Vietnam has one of the largest numbers of bloggers behind bars worldwide, and conditions for cyberactivists and online journalists continued to deteriorate during 2011. Former high-level party member Vi Đức Hồi was sentenced in January to eight years in prison followed by five years of house arrest (later reduced to five years in prison and three years of house arrest by an appeals court) for posting online commentaries that were critical of the government. French-Vietnamese blogger Pháạm Minh Hoàng was found guilty in August of "undermin[ing] national security," having been arrested in 2010 for writings that call for democracy in Vietnam. He was sentenced to three years in prison followed by three years of house arrest, though in November strong international pressure prompted an appeals court to reduce his prison term to 17 months. Within weeks of each other in July and August, Đặng Xuân Diệu, Hồ Đức Hòa, Nguyễn Văn Duyệt, and Paulus Lê Sơn, all contributors to Vietnam Redemptorist News, an online outlet covering the persecution of Roman Catholics, were arrested under Article 79 of the criminal code for activities aimed at overthrowing the government.
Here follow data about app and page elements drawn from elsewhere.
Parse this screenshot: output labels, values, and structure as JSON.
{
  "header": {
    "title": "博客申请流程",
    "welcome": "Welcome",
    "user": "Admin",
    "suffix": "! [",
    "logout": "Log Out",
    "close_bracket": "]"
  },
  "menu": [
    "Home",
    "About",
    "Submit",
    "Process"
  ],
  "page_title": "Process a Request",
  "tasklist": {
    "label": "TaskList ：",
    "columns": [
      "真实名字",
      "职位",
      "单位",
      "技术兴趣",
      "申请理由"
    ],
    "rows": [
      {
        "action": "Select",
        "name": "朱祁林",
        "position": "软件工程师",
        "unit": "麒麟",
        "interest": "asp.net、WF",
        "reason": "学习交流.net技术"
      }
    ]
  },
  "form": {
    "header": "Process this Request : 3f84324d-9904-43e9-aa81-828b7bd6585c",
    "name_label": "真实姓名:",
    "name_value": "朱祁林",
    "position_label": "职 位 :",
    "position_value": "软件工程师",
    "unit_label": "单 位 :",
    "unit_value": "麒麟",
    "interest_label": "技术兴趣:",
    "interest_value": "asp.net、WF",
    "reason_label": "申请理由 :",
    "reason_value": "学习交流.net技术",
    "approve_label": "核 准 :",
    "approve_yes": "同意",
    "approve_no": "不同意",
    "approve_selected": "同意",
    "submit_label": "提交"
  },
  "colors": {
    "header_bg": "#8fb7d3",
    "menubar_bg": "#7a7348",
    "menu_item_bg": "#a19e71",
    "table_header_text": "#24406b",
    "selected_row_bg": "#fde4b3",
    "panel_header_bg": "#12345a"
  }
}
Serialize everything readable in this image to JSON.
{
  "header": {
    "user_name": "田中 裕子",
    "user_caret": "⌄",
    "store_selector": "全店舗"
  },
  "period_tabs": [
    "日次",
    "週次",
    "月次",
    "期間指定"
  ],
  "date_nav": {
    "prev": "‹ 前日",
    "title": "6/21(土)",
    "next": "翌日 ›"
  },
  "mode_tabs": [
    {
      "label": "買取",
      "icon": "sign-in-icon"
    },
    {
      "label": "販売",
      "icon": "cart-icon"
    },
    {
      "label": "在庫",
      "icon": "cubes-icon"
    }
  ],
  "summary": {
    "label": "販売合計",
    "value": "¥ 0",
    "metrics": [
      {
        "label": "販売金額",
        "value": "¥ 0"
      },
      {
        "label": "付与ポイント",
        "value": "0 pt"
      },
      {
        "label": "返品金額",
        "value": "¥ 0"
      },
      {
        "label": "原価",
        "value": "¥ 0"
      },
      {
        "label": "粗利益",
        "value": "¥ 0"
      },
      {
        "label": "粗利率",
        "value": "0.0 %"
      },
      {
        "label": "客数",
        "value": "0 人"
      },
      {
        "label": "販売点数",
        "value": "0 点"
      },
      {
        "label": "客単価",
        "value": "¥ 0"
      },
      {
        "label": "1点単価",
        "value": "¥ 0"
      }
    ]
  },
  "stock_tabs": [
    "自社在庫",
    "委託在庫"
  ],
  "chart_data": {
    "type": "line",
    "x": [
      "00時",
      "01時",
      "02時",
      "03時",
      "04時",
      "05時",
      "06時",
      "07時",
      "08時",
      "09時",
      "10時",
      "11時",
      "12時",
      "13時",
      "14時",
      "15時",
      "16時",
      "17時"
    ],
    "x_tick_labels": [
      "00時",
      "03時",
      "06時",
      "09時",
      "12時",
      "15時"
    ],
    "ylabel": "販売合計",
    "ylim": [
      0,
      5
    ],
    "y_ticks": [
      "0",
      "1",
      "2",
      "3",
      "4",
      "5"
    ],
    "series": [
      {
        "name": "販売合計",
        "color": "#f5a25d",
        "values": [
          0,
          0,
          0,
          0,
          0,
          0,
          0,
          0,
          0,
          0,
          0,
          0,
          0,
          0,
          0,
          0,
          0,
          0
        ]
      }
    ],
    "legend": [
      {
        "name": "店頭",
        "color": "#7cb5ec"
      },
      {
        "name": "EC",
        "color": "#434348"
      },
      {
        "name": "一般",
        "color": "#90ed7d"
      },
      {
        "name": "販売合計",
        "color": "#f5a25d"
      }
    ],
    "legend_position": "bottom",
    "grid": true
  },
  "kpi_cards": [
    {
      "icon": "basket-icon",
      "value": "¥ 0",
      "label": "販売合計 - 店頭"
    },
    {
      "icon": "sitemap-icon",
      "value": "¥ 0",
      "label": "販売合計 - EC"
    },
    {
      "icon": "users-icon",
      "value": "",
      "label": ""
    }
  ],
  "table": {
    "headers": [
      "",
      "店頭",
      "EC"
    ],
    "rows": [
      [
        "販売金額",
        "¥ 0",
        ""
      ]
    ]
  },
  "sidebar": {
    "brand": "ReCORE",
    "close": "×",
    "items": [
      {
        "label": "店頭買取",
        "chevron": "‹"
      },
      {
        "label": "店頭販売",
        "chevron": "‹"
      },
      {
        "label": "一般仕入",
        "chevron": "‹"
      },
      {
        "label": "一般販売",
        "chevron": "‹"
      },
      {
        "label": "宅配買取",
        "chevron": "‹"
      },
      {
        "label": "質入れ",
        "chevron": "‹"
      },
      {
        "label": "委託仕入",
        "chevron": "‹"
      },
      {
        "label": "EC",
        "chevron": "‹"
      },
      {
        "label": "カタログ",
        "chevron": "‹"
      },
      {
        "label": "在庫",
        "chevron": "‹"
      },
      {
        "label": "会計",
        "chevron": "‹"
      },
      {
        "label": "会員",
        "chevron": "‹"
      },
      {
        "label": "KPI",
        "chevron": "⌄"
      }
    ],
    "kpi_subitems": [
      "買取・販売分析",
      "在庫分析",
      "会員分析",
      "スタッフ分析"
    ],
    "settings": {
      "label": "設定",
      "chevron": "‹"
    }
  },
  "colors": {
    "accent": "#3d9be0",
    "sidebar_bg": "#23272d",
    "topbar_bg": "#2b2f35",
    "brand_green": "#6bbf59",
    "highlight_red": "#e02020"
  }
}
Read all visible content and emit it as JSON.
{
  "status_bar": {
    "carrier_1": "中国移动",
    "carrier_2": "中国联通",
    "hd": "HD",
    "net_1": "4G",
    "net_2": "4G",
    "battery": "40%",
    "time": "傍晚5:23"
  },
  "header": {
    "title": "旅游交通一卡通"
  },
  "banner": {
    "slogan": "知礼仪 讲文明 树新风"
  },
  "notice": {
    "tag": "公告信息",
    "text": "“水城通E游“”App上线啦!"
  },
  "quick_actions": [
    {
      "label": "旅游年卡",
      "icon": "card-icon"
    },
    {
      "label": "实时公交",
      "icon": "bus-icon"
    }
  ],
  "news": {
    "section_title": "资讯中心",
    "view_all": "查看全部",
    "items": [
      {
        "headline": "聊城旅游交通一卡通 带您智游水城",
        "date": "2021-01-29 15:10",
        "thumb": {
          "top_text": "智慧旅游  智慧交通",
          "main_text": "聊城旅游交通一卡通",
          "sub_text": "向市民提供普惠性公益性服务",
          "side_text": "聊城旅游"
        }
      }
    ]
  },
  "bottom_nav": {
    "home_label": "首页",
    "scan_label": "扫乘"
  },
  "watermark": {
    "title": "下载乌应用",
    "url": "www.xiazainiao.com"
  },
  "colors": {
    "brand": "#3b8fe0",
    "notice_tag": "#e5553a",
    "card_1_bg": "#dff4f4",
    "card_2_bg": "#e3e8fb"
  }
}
Also in August, an appeals court upheld a seven-year prison sentence for blogger and activist Cù Huy Hà Vũ and sentenced opposition blogger Lư Văn Bảy to four years in prison plus three years of house arrest. Both trials lasted less than one day, and Bảy was not permitted access to a lawyer. Popular blogger Nguyễn Văn Hải, who blogs under the name "Điếu Cày," continued to be held incommunicado after completing a 30-month prison sentence in 2010 on trumped-up tax evasion charges. The status of his health and whereabouts were unknown. Blogger Phan Thanh Hải, arrested in 2010 for writings that were critical of Vietnamese-Chinese relations and advocated changes to restrictive provisions in the criminal code, also remained in detention without formal charges at year's end.